[DATA FOR THIS TASK Boundary: Start]

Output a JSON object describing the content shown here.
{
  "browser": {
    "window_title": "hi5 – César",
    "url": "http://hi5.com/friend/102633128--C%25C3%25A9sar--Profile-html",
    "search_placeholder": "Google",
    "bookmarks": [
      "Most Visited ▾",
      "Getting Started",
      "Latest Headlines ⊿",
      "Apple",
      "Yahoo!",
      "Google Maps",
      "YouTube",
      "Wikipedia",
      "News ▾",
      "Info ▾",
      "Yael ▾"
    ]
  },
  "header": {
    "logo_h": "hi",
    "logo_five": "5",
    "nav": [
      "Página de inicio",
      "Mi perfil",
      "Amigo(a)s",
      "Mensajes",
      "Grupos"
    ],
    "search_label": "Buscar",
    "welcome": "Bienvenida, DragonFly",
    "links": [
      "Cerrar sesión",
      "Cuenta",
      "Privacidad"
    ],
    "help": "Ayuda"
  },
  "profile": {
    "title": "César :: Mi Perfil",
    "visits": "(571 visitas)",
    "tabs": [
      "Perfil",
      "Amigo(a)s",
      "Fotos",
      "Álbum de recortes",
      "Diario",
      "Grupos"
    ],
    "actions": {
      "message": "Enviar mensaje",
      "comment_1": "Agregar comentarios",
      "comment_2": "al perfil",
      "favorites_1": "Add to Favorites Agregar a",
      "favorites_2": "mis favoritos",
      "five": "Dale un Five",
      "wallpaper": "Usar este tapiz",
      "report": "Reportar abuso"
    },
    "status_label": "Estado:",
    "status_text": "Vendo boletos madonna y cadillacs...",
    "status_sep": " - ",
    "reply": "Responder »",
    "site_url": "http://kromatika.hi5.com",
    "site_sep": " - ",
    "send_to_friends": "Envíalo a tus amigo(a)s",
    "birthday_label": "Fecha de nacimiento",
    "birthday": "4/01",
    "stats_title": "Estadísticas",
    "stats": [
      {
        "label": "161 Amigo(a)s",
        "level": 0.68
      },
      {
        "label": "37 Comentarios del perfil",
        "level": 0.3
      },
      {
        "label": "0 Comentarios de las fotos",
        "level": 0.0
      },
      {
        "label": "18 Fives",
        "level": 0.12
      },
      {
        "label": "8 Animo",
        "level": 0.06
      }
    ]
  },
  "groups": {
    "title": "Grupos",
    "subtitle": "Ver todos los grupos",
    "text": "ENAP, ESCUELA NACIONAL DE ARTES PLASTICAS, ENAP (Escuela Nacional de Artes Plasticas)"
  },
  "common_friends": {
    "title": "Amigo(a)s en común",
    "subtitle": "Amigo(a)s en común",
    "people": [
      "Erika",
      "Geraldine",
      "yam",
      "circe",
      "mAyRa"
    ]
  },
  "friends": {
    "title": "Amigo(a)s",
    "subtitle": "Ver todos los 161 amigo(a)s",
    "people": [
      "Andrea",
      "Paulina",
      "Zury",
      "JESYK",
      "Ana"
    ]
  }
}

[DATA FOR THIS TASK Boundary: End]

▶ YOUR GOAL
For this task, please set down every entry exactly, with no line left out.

▶ SOLUTION TO THIS TASK
Output a JSON object describing the content shown here.
{
  "browser": {
    "window_title": "hi5 – César",
    "url": "http://hi5.com/friend/102633128--C%25C3%25A9sar--Profile-html",
    "search_placeholder": "Google",
    "bookmarks": [
      "Most Visited ▾",
      "Getting Started",
      "Latest Headlines ⊿",
      "Apple",
      "Yahoo!",
      "Google Maps",
      "YouTube",
      "Wikipedia",
      "News ▾",
      "Info ▾",
      "Yael ▾"
    ]
  },
  "header": {
    "logo_h": "hi",
    "logo_five": "5",
    "nav": [
      "Página de inicio",
      "Mi perfil",
      "Amigo(a)s",
      "Mensajes",
      "Grupos"
    ],
    "search_label": "Buscar",
    "welcome": "Bienvenida, DragonFly",
    "links": [
      "Cerrar sesión",
      "Cuenta",
      "Privacidad"
    ],
    "help": "Ayuda"
  },
  "profile": {
    "title": "César :: Mi Perfil",
    "visits": "(571 visitas)",
    "tabs": [
      "Perfil",
      "Amigo(a)s",
      "Fotos",
      "Álbum de recortes",
      "Diario",
      "Grupos"
    ],
    "actions": {
      "message": "Enviar mensaje",
      "comment_1": "Agregar comentarios",
      "comment_2": "al perfil",
      "favorites_1": "Add to Favorites Agregar a",
      "favorites_2": "mis favoritos",
      "five": "Dale un Five",
      "wallpaper": "Usar este tapiz",
      "report": "Reportar abuso"
    },
    "status_label": "Estado:",
    "status_text": "Vendo boletos madonna y cadillacs...",
    "status_sep": " - ",
    "reply": "Responder »",
    "site_url": "http://kromatika.hi5.com",
    "site_sep": " - ",
    "send_to_friends": "Envíalo a tus amigo(a)s",
    "birthday_label": "Fecha de nacimiento",
    "birthday": "4/01",
    "stats_title": "Estadísticas",
    "stats": [
      {
        "label": "161 Amigo(a)s",
        "level": 0.68
      },
      {
        "label": "37 Comentarios del perfil",
        "level": 0.3
      },
      {
        "label": "0 Comentarios de las fotos",
        "level": 0.0
      },
      {
        "label": "18 Fives",
        "level": 0.12
      },
      {
        "label": "8 Animo",
        "level": 0.06
      }
    ]
  },
  "groups": {
    "title": "Grupos",
    "subtitle": "Ver todos los grupos",
    "text": "ENAP, ESCUELA NACIONAL DE ARTES PLASTICAS, ENAP (Escuela Nacional de Artes Plasticas)"
  },
  "common_friends": {
    "title": "Amigo(a)s en común",
    "subtitle": "Amigo(a)s en común",
    "people": [
      "Erika",
      "Geraldine",
      "yam",
      "circe",
      "mAyRa"
    ]
  },
  "friends": {
    "title": "Amigo(a)s",
    "subtitle": "Ver todos los 161 amigo(a)s",
    "people": [
      "Andrea",
      "Paulina",
      "Zury",
      "JESYK",
      "Ana"
    ]
  }
}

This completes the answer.